Asking Jesus to come into your heart and save you: Intellectual Contributor thought is programmed by an understanding of the words of Christian doctrine. ‘Asking Jesus into your heart’ believes that the verbal theory contained within abstract Contributor thought corresponds to a person within practical Contributor thought. Asking this ‘person’ to ‘save you’ acknowledges that practical Contributor thought has fallen apart and needs to be put back together by intellectual Contributor thought. Saying this another way, ‘asking Jesus into your heart’ is a mental recapitulation of incarnation for it takes the mental ‘word’ of God and makes it ‘flesh’.

Jesus’ name is above all other names: The word Jesus means salvation, and the angel told Mary to call the baby Jesus because ‘he will save his people from their sins’. How did Jesus bring salvation? Through the sequence of birth, death, and resurrection. Thus, if Jesus’ name is above all other names, then this means that the sequence of birth, death, and resurrection is a universal principle that applies everywhere, bringing us back to the concept of viewing atonement as a way of turning personal exception into universal order. Because the name of Jesus is above every other name, it can always cover the personal exception of the individual with the universal sequence of salvation.

And, by using mental symmetry to work out the mirror image of the Christian plan of salvation, it then becomes possible to extend this plan of salvation to the mirror-image realm of aliens and angels. I explore that concept further elsewhere on the website.

By now, I hope that one can see that the theory of mental symmetry may use the same rational and mental approach as Kant, but it extends the concepts of Kant sufficiently to construct a comprehensive model of systematic theology. Again, it is quite possible that I have made some minor errors in my analysis, but the overall structure seems to be too compelling to reject the entire tapestry because a few logical threads are out of place.

One final comment. Kant did his work over two centuries ago. It is amazing that he was able to take his rational analysis as far as he did. Unfortunately, his incomplete model of Christian morality with neither supernatural power nor personal atonement laid the foundation for German liberal theology, which reduced Christianity to mere morality and social ethics. As a result, the typical Christian reaction today is to equate rational Christian analysis with liberal theology. However, I suggest that the problem was not with Kant’s approach, but rather with his inadequate model of human behavior. Given the right model, I suggest that it is possible to follow the rational approach of Kant to its logical conclusion.

Most of my information on Kant’s view of religion came from the Stanford Encyclopedia of Philosophy, with some additional information about his approach to specific Christian doctrines here in this pdf.


Footnote 1 I am making a logical leap here from Christianity to Judaism. I have analyzed Christian doctrine in some detail. I am familiar with Judaism and have a general idea of how it fits into the big picture but I have not analyzed the Jewish rituals that are found in the Jewish Tanach, or Christian Old Testament. 

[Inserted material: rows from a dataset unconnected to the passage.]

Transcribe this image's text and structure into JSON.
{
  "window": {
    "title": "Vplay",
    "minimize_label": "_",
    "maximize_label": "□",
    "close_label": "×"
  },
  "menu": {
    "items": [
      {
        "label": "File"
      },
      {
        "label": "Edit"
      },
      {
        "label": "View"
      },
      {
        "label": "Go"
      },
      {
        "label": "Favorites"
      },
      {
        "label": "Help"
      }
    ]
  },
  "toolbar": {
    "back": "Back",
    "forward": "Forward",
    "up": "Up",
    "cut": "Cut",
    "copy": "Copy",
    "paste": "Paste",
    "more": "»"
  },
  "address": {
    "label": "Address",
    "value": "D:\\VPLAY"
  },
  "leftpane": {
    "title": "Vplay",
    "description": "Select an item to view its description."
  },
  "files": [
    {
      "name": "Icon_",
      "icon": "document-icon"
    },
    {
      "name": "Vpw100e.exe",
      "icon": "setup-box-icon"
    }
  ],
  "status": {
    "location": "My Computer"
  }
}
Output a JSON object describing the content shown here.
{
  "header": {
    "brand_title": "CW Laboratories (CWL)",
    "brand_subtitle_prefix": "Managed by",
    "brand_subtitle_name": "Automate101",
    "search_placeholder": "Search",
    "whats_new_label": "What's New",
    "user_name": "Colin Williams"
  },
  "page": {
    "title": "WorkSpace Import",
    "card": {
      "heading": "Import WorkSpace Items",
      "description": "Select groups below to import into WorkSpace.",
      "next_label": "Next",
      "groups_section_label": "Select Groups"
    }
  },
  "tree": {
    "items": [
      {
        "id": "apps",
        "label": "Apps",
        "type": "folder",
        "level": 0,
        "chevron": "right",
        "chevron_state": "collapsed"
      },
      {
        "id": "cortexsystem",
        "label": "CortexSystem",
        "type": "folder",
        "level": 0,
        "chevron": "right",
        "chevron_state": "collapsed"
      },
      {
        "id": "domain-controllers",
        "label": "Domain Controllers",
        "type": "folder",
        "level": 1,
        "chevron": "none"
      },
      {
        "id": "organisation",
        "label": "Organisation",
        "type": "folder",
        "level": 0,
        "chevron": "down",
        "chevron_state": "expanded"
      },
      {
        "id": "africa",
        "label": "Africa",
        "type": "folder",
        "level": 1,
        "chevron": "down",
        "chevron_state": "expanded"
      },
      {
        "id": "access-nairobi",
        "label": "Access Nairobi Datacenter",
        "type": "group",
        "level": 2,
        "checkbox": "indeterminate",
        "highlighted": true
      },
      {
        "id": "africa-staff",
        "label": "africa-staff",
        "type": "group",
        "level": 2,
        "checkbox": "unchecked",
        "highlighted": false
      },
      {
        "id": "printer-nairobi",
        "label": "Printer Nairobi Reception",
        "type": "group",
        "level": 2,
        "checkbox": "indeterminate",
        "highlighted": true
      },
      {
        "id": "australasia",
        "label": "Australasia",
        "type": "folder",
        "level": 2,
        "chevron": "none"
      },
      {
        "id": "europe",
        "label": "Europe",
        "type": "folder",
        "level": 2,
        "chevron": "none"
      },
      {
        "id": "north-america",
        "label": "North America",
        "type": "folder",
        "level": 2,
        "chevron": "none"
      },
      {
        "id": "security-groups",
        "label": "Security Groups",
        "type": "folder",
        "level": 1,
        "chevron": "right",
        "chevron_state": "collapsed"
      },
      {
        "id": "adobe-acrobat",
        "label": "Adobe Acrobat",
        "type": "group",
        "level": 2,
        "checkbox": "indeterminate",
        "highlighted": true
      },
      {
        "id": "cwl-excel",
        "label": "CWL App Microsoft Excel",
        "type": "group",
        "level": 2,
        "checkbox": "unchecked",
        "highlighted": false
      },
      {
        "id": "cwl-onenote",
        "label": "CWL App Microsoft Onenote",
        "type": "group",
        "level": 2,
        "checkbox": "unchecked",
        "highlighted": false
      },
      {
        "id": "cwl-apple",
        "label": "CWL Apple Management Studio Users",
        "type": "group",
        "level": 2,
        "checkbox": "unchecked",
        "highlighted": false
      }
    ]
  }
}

Footnote 2 I define moral goodness as that which leads to mental wholeness. As far as I can tell, this is consistent with Kant’s definition. Why does evil comes to a dead end? Because it satisfies some mental modes at the expense of other modes of thought.